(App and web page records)
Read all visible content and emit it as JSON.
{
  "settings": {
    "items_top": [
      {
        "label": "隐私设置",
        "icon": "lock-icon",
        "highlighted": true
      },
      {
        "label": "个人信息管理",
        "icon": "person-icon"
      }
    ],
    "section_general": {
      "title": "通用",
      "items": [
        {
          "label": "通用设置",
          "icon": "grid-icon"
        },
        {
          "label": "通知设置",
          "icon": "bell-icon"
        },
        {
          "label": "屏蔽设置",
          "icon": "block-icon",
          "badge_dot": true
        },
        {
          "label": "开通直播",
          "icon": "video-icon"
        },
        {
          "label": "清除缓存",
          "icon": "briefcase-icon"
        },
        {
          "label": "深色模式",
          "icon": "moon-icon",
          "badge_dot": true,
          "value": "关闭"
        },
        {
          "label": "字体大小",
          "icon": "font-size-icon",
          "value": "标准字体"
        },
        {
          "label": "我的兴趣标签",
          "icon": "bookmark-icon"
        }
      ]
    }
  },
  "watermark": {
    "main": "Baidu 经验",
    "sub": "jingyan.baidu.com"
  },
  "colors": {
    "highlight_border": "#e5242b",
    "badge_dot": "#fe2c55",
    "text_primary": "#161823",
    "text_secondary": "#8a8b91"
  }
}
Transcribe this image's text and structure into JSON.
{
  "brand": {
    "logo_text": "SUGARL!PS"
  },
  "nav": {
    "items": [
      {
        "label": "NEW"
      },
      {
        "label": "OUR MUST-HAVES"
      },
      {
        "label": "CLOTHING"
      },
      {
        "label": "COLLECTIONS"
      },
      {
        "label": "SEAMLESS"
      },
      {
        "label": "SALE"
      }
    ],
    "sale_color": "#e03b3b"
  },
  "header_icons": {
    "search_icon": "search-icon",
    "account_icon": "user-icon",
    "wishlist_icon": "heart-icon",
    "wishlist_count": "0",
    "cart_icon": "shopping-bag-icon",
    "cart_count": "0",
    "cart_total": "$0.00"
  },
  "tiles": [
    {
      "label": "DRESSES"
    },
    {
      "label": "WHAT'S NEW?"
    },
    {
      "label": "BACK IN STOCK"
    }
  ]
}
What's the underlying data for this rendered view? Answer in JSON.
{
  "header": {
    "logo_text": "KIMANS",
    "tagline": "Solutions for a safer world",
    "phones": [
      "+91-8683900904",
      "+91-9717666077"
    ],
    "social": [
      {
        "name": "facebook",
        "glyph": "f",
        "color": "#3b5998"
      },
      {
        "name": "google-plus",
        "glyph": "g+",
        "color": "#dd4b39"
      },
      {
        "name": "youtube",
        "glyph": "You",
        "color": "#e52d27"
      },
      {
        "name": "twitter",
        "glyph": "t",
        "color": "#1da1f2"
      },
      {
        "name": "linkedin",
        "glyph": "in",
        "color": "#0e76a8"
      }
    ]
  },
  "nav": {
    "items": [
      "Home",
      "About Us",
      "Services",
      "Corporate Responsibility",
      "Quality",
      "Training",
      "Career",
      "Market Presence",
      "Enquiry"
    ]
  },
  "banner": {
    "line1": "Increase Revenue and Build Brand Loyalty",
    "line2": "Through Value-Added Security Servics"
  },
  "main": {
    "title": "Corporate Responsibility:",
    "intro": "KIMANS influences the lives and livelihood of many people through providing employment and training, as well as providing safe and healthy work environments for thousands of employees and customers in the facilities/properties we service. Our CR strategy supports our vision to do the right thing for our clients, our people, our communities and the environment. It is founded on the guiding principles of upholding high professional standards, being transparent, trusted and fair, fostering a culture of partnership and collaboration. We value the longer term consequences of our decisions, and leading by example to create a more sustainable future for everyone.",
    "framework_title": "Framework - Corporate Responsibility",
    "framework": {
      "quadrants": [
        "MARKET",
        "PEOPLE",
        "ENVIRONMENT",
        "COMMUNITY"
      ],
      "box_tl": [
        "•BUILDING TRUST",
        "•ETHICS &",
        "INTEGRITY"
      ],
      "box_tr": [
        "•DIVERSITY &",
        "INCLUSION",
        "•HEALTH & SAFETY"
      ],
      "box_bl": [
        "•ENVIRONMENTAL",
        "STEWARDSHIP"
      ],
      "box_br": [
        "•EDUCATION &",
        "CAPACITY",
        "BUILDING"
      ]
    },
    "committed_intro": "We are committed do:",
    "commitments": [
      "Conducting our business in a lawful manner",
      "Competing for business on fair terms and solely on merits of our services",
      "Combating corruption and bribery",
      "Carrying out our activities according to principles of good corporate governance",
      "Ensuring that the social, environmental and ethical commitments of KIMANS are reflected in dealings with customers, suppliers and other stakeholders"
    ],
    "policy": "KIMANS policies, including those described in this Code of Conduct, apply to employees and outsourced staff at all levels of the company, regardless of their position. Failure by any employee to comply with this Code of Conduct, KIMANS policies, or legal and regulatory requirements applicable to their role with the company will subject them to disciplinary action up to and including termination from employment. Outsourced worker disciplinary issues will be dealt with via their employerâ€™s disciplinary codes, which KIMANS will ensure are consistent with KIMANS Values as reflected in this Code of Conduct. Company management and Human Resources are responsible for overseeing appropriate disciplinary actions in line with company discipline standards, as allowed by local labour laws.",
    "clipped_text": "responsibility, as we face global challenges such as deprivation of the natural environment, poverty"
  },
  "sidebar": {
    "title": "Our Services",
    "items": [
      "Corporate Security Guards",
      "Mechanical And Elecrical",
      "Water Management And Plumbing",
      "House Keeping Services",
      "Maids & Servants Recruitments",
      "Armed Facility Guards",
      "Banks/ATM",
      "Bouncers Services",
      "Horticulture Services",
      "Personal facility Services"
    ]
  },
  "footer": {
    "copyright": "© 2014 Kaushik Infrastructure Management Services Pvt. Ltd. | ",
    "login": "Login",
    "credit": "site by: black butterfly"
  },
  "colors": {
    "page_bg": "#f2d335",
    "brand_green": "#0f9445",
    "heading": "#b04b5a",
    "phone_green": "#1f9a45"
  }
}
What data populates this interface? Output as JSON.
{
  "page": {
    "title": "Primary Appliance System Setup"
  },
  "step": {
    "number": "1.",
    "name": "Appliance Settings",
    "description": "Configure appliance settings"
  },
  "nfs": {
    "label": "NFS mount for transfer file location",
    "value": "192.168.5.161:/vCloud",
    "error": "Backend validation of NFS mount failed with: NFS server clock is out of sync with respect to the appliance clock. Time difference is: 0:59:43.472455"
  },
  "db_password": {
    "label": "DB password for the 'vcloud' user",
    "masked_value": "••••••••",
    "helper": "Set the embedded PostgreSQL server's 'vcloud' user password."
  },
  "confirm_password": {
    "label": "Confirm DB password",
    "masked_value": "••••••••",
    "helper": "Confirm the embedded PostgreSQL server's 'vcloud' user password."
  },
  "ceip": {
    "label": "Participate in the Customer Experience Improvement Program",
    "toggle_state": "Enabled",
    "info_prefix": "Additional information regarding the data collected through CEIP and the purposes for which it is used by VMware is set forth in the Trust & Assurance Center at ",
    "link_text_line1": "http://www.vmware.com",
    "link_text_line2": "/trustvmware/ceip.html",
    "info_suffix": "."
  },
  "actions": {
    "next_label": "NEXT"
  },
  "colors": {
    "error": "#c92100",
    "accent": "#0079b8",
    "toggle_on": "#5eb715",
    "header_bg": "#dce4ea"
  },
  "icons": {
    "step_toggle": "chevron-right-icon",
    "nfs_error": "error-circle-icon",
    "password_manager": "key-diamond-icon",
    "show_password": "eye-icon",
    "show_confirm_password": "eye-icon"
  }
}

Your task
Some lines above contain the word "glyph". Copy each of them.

Reply
        "glyph": "f",
        "glyph": "g+",
        "glyph": "You",
        "glyph": "t",
        "glyph": "in",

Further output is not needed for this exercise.